How a hunger for a wider world led Kate Harris to cycle the Silk Road
The Canadian adventurer says she grew up full of wanderlust from a young age
From a very young age, Kate Harris always wanted to be an explorer.
She grew up idolizing Marco Polo, who traveled long distances and wrote about his travels. Harris dreamt of doing the same.
Polo's romanticized account of the Silk Road piqued Harris' interest in particular.
"It's the world's oldest superhighway. It's where globalization first began to happen and is still happening today," Harris told The Current's Anna Maria Tremonti.
"It really is a stretch of imagination more than anything. You know, people didn't even have a word for it as the Silk Road back when it was in its heyday; it was sort of a historical term applied in retrospect," she explained.
After graduating university in 2006, Harris and her childhood friend Mel Yule set out on a four-month summer vacation to retrace Marco Polo's travel through western China.
"We loved that journey so much that we vowed that someday the two of us would finish the whole Silk Road," Harris said.
In 2011, they did just that. They cycled thousands of kilometres along the ancient trading route from Turkey in the east, through Central Asia, China's Tibetan Autonomous Region and into the soaring heights of Nepal and northern India.
Harris chronicles their travel in her book Lands of Lost Borders: Out of Bounds on the Silk Road.
How Mars led to the Silk Road
Growing up in in small-town Ontario, surrounded by fences and subdivisions, Harris recalls feeling the exploration age was over — except in outer space.
"I really seriously set my sights on Mars and emigrating there one day, colonizing our neighbouring planet," she said.
The Rhodes scholar, now 35, spent an academic career mostly dedicated to studying science and space. But as it turns out laboratories and researching didn't really work well with the dreamer, so Harris found herself another adventure to pursue.
"For me what I got out of the Silk Road was so much of what I was seeking in going to Mars," she said.
"You don't have to go to a new world to feel like you've entered a new world."
"But in the process we snuck through Tibet without permission from the Chinese authorities, and that's really what sparked my interest in borders."
Harris said going back to Tibet five years later was devastating.
"There weren't just checkpoints marking the boundaries of the autonomous region as a whole, but the boundaries of every single village we passed through," she explained.
"It was really heartbreaking. I felt like I was a tourist in an oppressive regime and that felt terrible."
Following the stars in Uzbekistan
The blistering heat and wind of the desert in Uzbekistan forced Yule and Harris to bike at night.
With very little infrastructure and villages few and far between as they cycled through the Ustyurt Plateau, the stars above magically enveloped them.
"The horizon is so flat in all directions that they came right down to earth. It really felt like a form of space travel, like we were biking through the stars," Harris said.
"I came to know Uzbekistan more by its constellation than any sort of landmarks lit up by day."
Harris said Uzbekistan left a lasting impact on how landscapes can make a person see themselves in a vulnerable state.
"When you're a very small being in a very large desert, you weirdly get insight not into the desert, but into what it means to be human.
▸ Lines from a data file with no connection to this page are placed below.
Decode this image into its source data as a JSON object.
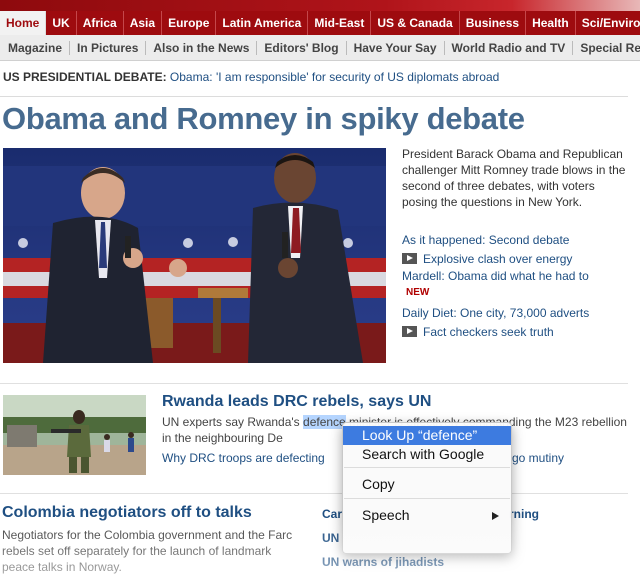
{
  "nav": {
    "primary": [
      "Home",
      "UK",
      "Africa",
      "Asia",
      "Europe",
      "Latin America",
      "Mid-East",
      "US & Canada",
      "Business",
      "Health",
      "Sci/Environ"
    ],
    "secondary": [
      "Magazine",
      "In Pictures",
      "Also in the News",
      "Editors' Blog",
      "Have Your Say",
      "World Radio and TV",
      "Special Re"
    ]
  },
  "breaking": {
    "label": "US PRESIDENTIAL DEBATE:",
    "link": "Obama: 'I am responsible' for security of US diplomats abroad"
  },
  "lead": {
    "headline": "Obama and Romney in spiky debate",
    "summary": "President Barack Obama and Republican challenger Mitt Romney trade blows in the second of three debates, with voters posing the questions in New York.",
    "links": [
      {
        "text": "As it happened: Second debate",
        "video": false
      },
      {
        "text": "Explosive clash over energy",
        "video": true
      },
      {
        "text": "Mardell: Obama did what he had to",
        "video": false
      },
      {
        "text": "Daily Diet: One city, 73,000 adverts",
        "video": false
      },
      {
        "text": "Fact checkers seek truth",
        "video": true
      }
    ],
    "new_tag": "NEW"
  },
  "rwanda": {
    "headline": "Rwanda leads DRC rebels, says UN",
    "text_before": "UN experts say Rwanda's ",
    "text_selected": "defence",
    "text_after": " minister is effectively commanding the M23 rebellion in the neighbouring De",
    "link_left": "Why DRC troops are defecting",
    "link_right": "go mutiny"
  },
  "colombia": {
    "headline": "Colombia negotiators off to talks",
    "summary": "Negotiators for the Colombia government and the Farc rebels set off separately for the launch of landmark peace talks in Norway."
  },
  "right_column": {
    "item1_left": "Car",
    "item1_right": "rning",
    "item2": "UN",
    "item3": "UN warns of jihadists"
  },
  "context_menu": {
    "items": [
      "Look Up “defence”",
      "Search with Google",
      "Copy",
      "Speech"
    ]
  }
}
And I love that sense of smallness. I think that's what I really seek out."
A recipe for travel
Harris writes in her book that travel is one part geography, nine parts imagination.
Even though she never traveled abroad as a child, Harris said she fed her wanderlust through reading.
"I was just hungry for the wider world and I got there through books, which means I was traveling just in my mind — my imagination," Harris said, adding that in some ways it's the most vivid way to travel without the mundane logistics and transport.
As a young fan of Marco Polo, she thought setting precedents — being the first to reach a location, or complete a long journey — mattered most. After her own travels, she concluded exploration should be more meaningful.
"It's not that you need to be doing something novel or groundbreaking. It's really about expanding your consciousness and your sense of connection with the planet," she explained.
"That's what I love reading, is getting to experience other lives and other worlds for a time and seeing how they're not so different from you and your own world."
Harris added that there's one thing she loves maybe even more than travel: "Coming home and re-traveling the same places through words and trying to get the experience down on the page."
Listen to the full conversation at the top of this page, where you can also share this article across email, Facebook, Twitter and other platforms.
This segment was produced by The Current's Kristin Nelson.